Murdoch made no threats to the Government, quite the reverse – he killed them with kindness. See how the Prime Minister, David Cameron, entrapped himself by having that Christmas dinner with the Murdoch clan – plus court jester Jeremy Clarkson – at The Sun editor Rebekah Brooks's house in Chipping Norton only months after he had entered Downing Street. Murdoch didn't order Brooks to set up this particular honeytrap any more than he ordered her to attend the slumber party at Chequers organised by the wife of the former Labour Prime Minister, Gordon Brown. It's just that they're all so anxious to please. As one of Murdoch's editors, Piers Morgan, put it, you spend a good part of your waking life asking yourself, "what would Rupert think of this?" ... and if you don't read his mind accurately, you don't thrive – simple as that. No, there are no concrete galoshes. No-one sleeps with the fishes, except metaphorically.
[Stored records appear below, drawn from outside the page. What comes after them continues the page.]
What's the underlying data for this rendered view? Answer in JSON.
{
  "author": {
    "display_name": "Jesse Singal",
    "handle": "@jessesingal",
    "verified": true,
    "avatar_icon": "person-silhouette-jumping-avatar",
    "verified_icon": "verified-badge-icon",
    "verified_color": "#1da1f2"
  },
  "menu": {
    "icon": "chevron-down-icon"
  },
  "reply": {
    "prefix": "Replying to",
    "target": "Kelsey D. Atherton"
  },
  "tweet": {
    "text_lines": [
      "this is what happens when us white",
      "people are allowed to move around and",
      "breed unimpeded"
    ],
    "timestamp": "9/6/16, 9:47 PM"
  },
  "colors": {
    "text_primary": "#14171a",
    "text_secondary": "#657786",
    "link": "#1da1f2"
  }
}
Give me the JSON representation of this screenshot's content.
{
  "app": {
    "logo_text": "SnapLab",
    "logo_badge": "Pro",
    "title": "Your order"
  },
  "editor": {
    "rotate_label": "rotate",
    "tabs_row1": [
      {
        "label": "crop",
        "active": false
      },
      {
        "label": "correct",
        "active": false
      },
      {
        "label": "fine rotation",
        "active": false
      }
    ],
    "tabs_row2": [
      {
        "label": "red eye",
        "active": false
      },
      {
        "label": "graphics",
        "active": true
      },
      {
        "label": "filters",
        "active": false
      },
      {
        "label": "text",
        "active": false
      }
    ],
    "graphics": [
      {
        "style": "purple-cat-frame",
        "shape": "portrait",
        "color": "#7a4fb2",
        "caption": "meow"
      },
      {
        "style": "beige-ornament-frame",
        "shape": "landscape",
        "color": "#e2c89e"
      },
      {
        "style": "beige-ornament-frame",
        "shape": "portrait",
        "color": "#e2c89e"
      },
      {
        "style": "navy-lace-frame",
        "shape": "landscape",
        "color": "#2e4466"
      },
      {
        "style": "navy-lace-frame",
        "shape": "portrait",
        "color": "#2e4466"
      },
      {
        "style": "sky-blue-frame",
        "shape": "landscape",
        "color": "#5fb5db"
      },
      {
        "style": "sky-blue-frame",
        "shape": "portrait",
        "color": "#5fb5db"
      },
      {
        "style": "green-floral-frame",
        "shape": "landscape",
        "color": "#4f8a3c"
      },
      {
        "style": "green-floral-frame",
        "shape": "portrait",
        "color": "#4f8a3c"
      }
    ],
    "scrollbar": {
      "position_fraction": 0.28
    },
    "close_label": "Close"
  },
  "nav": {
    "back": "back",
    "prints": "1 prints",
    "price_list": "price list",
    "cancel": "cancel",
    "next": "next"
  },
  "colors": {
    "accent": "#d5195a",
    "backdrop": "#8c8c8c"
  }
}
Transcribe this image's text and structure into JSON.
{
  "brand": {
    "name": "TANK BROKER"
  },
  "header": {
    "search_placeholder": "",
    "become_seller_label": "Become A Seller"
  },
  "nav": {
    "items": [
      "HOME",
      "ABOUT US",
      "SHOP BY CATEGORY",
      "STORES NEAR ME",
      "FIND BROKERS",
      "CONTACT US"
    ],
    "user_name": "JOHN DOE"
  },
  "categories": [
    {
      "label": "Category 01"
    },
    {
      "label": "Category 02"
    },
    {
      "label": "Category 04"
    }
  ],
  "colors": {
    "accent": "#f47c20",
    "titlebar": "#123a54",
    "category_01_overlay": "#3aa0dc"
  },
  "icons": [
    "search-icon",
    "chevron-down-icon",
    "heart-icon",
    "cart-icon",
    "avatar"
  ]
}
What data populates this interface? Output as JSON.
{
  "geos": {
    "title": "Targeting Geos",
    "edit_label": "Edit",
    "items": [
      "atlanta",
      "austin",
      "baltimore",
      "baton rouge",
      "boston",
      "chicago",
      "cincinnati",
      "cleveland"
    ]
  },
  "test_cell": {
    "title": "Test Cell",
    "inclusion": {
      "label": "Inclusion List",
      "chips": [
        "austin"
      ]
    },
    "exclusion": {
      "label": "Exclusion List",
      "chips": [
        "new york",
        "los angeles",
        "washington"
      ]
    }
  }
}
The way Murdoch eviscerated his enemies last week was masterful. Releasing that string of emails showing the sycophancy and partiality of the Culture Secretary was immensely damaging to the Cameron government, and puts the Prime Minister firmly in the frame. Hunt has blamed his special adviser, Adam Smith, who has walked the plank to protect his boss. But it is, of course, inconceivable that Smith could have been acting alone – special advisers just don't. The entire Government has been unbalanced by Murdoch's testimony, and remains fearful of what comes next.

But Rupert has got clean away. There was nothing seriously incriminating in his testimony under oath, nothing to attract the attention of the Metropolitan Police, who are anyway also in the dock, accused of taking The Sun's money and underplaying the phone-hacking affair. Many people thought – hoped – that this appearance at Leveson would bury Rupert Murdoch. They underestimated him. He has used the inquiry to bury his enemies instead.